What to produce
Copy out all the lines in the records that include the word "with".

::: Dataset

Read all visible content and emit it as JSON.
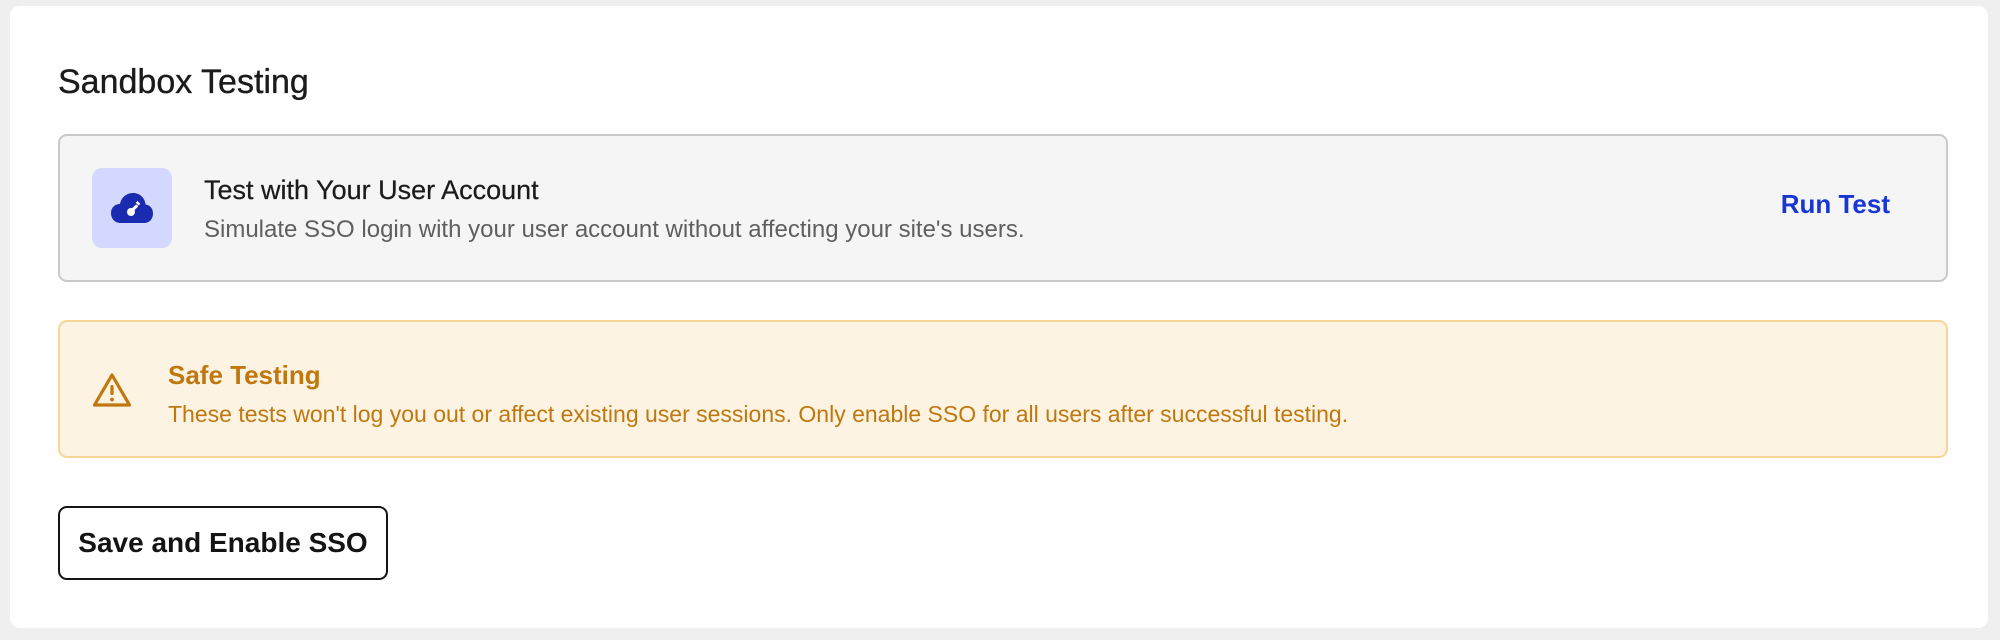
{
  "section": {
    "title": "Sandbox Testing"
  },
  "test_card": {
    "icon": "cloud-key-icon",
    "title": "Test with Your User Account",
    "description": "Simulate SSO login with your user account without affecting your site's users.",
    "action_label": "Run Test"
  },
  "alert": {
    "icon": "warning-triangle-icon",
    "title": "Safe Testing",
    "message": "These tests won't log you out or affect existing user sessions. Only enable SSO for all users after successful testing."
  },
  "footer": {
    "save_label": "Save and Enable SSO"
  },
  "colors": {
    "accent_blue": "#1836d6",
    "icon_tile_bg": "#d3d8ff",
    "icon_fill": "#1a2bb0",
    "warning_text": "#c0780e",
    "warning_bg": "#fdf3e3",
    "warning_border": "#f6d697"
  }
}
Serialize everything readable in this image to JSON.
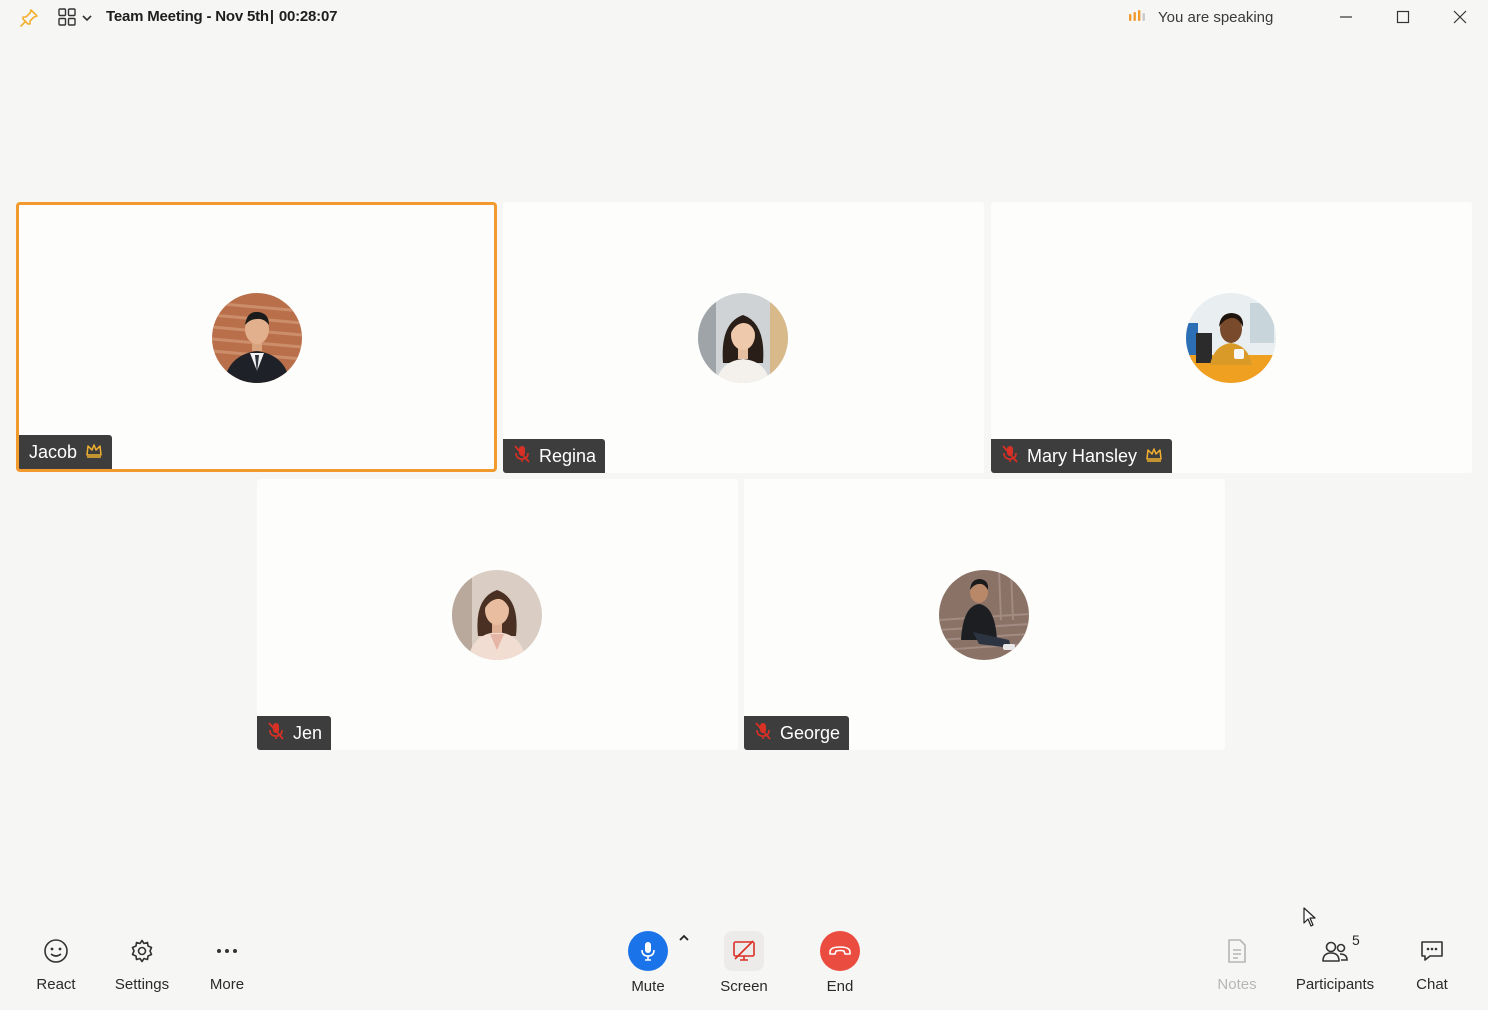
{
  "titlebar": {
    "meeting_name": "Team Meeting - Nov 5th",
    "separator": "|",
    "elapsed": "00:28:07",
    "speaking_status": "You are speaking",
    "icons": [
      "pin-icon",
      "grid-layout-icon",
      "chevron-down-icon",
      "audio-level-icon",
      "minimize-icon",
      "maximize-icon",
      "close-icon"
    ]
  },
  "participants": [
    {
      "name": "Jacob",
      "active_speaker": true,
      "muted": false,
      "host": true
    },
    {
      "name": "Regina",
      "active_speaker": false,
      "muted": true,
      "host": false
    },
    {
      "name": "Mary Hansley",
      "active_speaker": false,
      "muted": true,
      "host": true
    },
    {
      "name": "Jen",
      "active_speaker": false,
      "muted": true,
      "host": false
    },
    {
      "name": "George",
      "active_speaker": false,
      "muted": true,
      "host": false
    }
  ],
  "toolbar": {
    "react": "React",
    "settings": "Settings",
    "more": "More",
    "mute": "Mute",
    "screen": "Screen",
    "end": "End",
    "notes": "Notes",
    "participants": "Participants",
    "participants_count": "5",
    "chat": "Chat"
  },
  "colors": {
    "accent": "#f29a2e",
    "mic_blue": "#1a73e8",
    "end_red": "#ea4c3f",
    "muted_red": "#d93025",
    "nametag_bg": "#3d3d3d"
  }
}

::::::

Solution to the exercise
    "title": "Test with Your User Account",
    "description": "Simulate SSO login with your user account without affecting your site's users.",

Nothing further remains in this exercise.